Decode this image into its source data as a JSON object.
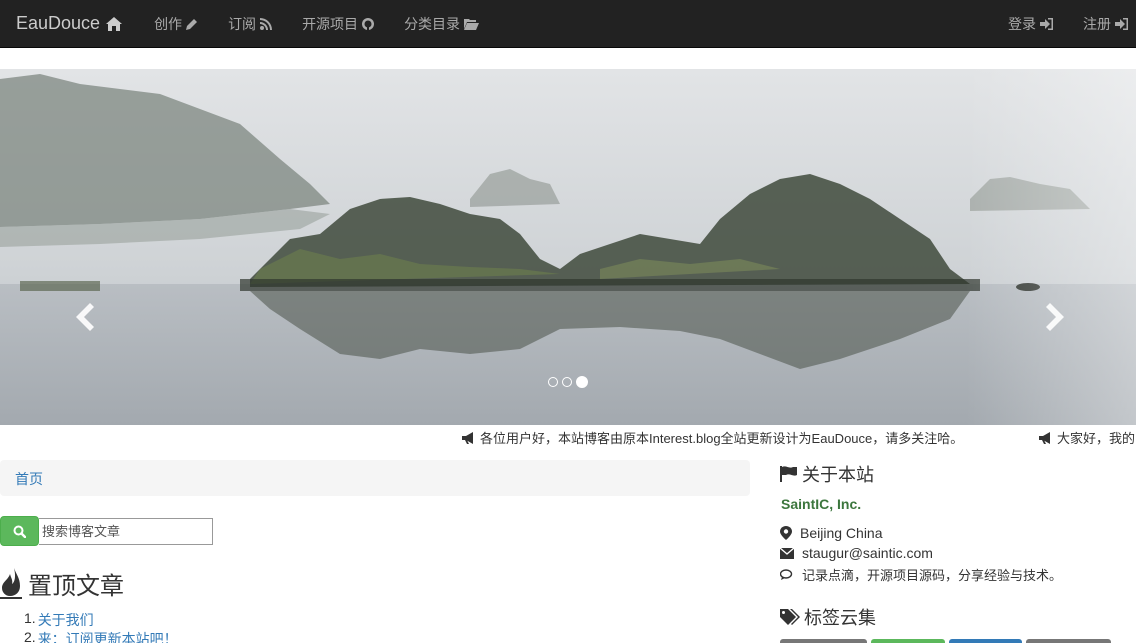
{
  "navbar": {
    "brand": "EauDouce",
    "left_items": [
      {
        "label": "创作",
        "icon": "pencil-icon"
      },
      {
        "label": "订阅",
        "icon": "rss-icon"
      },
      {
        "label": "开源项目",
        "icon": "github-icon"
      },
      {
        "label": "分类目录",
        "icon": "folder-open-icon"
      }
    ],
    "right_items": [
      {
        "label": "登录",
        "icon": "sign-in-icon"
      },
      {
        "label": "注册",
        "icon": "sign-in-icon"
      }
    ]
  },
  "carousel": {
    "indicator_count": 3,
    "active_index": 2,
    "prev_icon": "chevron-left-icon",
    "next_icon": "chevron-right-icon"
  },
  "marquee": {
    "messages": [
      "各位用户好，本站博客由原本Interest.blog全站更新设计为EauDouce，请多关注哈。",
      "大家好，我的"
    ]
  },
  "breadcrumb": {
    "home": "首页"
  },
  "search": {
    "placeholder": "搜索博客文章"
  },
  "top_articles": {
    "title": "置顶文章",
    "items": [
      {
        "num": "1.",
        "label": "关于我们"
      },
      {
        "num": "2.",
        "label": "来：订阅更新本站吧！"
      }
    ]
  },
  "sidebar": {
    "about_title": "关于本站",
    "org": "SaintIC, Inc.",
    "location": "Beijing China",
    "email": "staugur@saintic.com",
    "slogan": "记录点滴，开源项目源码，分享经验与技术。",
    "tags_title": "标签云集",
    "tag_colors": [
      "#777777",
      "#5cb85c",
      "#337ab7",
      "#777777"
    ]
  },
  "colors": {
    "navbar_bg": "#222222",
    "link": "#337ab7",
    "success": "#5cb85c",
    "org_text": "#3c763d"
  }
}
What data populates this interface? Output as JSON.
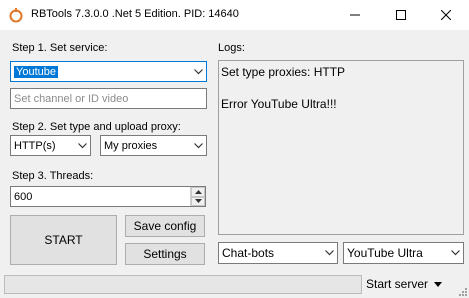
{
  "window": {
    "title": "RBTools 7.3.0.0 .Net 5 Edition. PID: 14640",
    "minimize_icon": "minimize-icon",
    "maximize_icon": "maximize-icon",
    "close_icon": "close-icon"
  },
  "step1": {
    "label": "Step 1. Set service:",
    "service_selected": "Youtube",
    "channel_placeholder": "Set channel or ID video"
  },
  "step2": {
    "label": "Step 2. Set type and upload proxy:",
    "proxy_type": "HTTP(s)",
    "proxy_source": "My proxies"
  },
  "step3": {
    "label": "Step 3. Threads:",
    "threads": "600"
  },
  "buttons": {
    "start": "START",
    "save_config": "Save config",
    "settings": "Settings"
  },
  "logs": {
    "label": "Logs:",
    "lines": [
      "Set type proxies: HTTP",
      "",
      "Error YouTube Ultra!!!"
    ]
  },
  "bottom_selects": {
    "mode": "Chat-bots",
    "variant": "YouTube Ultra"
  },
  "statusbar": {
    "start_server": "Start server"
  },
  "colors": {
    "selection": "#0078d7",
    "client_bg": "#f0f0f0",
    "button_bg": "#e1e1e1"
  }
}
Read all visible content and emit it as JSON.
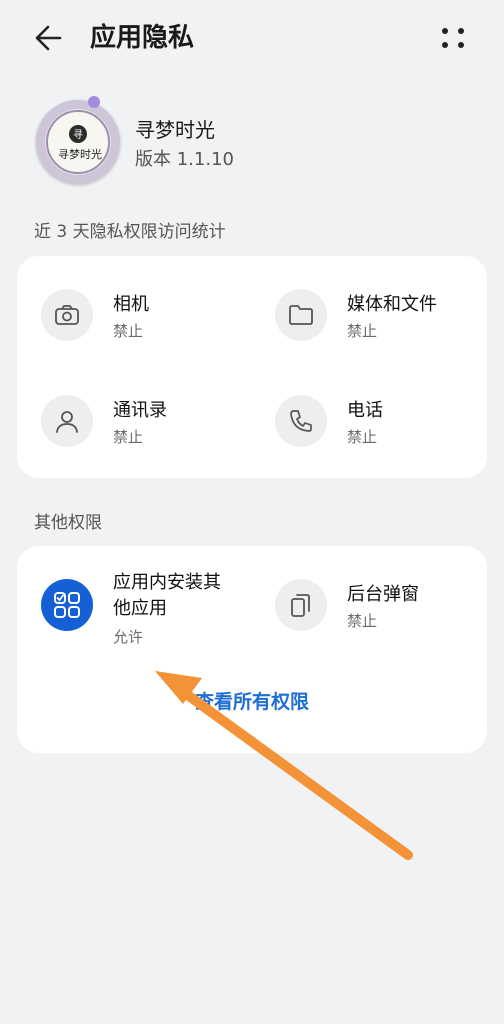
{
  "header": {
    "title": "应用隐私",
    "back_icon": "arrow-left-icon",
    "more_icon": "more-dots-icon"
  },
  "app": {
    "name": "寻梦时光",
    "version": "版本 1.1.10",
    "logo_text": "寻梦时光"
  },
  "recent_section": {
    "title": "近 3 天隐私权限访问统计",
    "items": [
      {
        "label": "相机",
        "status": "禁止",
        "icon": "camera-icon"
      },
      {
        "label": "媒体和文件",
        "status": "禁止",
        "icon": "folder-icon"
      },
      {
        "label": "通讯录",
        "status": "禁止",
        "icon": "contacts-icon"
      },
      {
        "label": "电话",
        "status": "禁止",
        "icon": "phone-icon"
      }
    ]
  },
  "other_section": {
    "title": "其他权限",
    "items": [
      {
        "label_line1": "应用内安装其",
        "label_line2": "他应用",
        "status": "允许",
        "icon": "app-install-icon"
      },
      {
        "label": "后台弹窗",
        "status": "禁止",
        "icon": "popup-window-icon"
      }
    ],
    "view_all": "查看所有权限"
  },
  "annotation": {
    "color": "#f39237"
  }
}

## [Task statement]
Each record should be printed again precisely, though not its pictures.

## [Result of the task]
Decode this image into its source data as a JSON object.
{
  "navbar": {
    "brand": "EauDouce",
    "left_items": [
      {
        "label": "创作",
        "icon": "pencil-icon"
      },
      {
        "label": "订阅",
        "icon": "rss-icon"
      },
      {
        "label": "开源项目",
        "icon": "github-icon"
      },
      {
        "label": "分类目录",
        "icon": "folder-open-icon"
      }
    ],
    "right_items": [
      {
        "label": "登录",
        "icon": "sign-in-icon"
      },
      {
        "label": "注册",
        "icon": "sign-in-icon"
      }
    ]
  },
  "carousel": {
    "indicator_count": 3,
    "active_index": 2,
    "prev_icon": "chevron-left-icon",
    "next_icon": "chevron-right-icon"
  },
  "marquee": {
    "messages": [
      "各位用户好，本站博客由原本Interest.blog全站更新设计为EauDouce，请多关注哈。",
      "大家好，我的"
    ]
  },
  "breadcrumb": {
    "home": "首页"
  },
  "search": {
    "placeholder": "搜索博客文章"
  },
  "top_articles": {
    "title": "置顶文章",
    "items": [
      {
        "num": "1.",
        "label": "关于我们"
      },
      {
        "num": "2.",
        "label": "来：订阅更新本站吧！"
      }
    ]
  },
  "sidebar": {
    "about_title": "关于本站",
    "org": "SaintIC, Inc.",
    "location": "Beijing China",
    "email": "staugur@saintic.com",
    "slogan": "记录点滴，开源项目源码，分享经验与技术。",
    "tags_title": "标签云集",
    "tag_colors": [
      "#777777",
      "#5cb85c",
      "#337ab7",
      "#777777"
    ]
  },
  "colors": {
    "navbar_bg": "#222222",
    "link": "#337ab7",
    "success": "#5cb85c",
    "org_text": "#3c763d"
  }
}
What data populates this interface? Output as JSON.
{
  "window": {
    "title": "RBTools 7.3.0.0 .Net 5 Edition. PID: 14640",
    "minimize_icon": "minimize-icon",
    "maximize_icon": "maximize-icon",
    "close_icon": "close-icon"
  },
  "step1": {
    "label": "Step 1. Set service:",
    "service_selected": "Youtube",
    "channel_placeholder": "Set channel or ID video"
  },
  "step2": {
    "label": "Step 2. Set type and upload proxy:",
    "proxy_type": "HTTP(s)",
    "proxy_source": "My proxies"
  },
  "step3": {
    "label": "Step 3. Threads:",
    "threads": "600"
  },
  "buttons": {
    "start": "START",
    "save_config": "Save config",
    "settings": "Settings"
  },
  "logs": {
    "label": "Logs:",
    "lines": [
      "Set type proxies: HTTP",
      "",
      "Error YouTube Ultra!!!"
    ]
  },
  "bottom_selects": {
    "mode": "Chat-bots",
    "variant": "YouTube Ultra"
  },
  "statusbar": {
    "start_server": "Start server"
  },
  "colors": {
    "selection": "#0078d7",
    "client_bg": "#f0f0f0",
    "button_bg": "#e1e1e1"
  }
}
Read all visible content and emit it as JSON.
{
  "header": {
    "title": "应用隐私",
    "back_icon": "arrow-left-icon",
    "more_icon": "more-dots-icon"
  },
  "app": {
    "name": "寻梦时光",
    "version": "版本 1.1.10",
    "logo_text": "寻梦时光"
  },
  "recent_section": {
    "title": "近 3 天隐私权限访问统计",
    "items": [
      {
        "label": "相机",
        "status": "禁止",
        "icon": "camera-icon"
      },
      {
        "label": "媒体和文件",
        "status": "禁止",
        "icon": "folder-icon"
      },
      {
        "label": "通讯录",
        "status": "禁止",
        "icon": "contacts-icon"
      },
      {
        "label": "电话",
        "status": "禁止",
        "icon": "phone-icon"
      }
    ]
  },
  "other_section": {
    "title": "其他权限",
    "items": [
      {
        "label_line1": "应用内安装其",
        "label_line2": "他应用",
        "status": "允许",
        "icon": "app-install-icon"
      },
      {
        "label": "后台弹窗",
        "status": "禁止",
        "icon": "popup-window-icon"
      }
    ],
    "view_all": "查看所有权限"
  },
  "annotation": {
    "color": "#f39237"
  }
}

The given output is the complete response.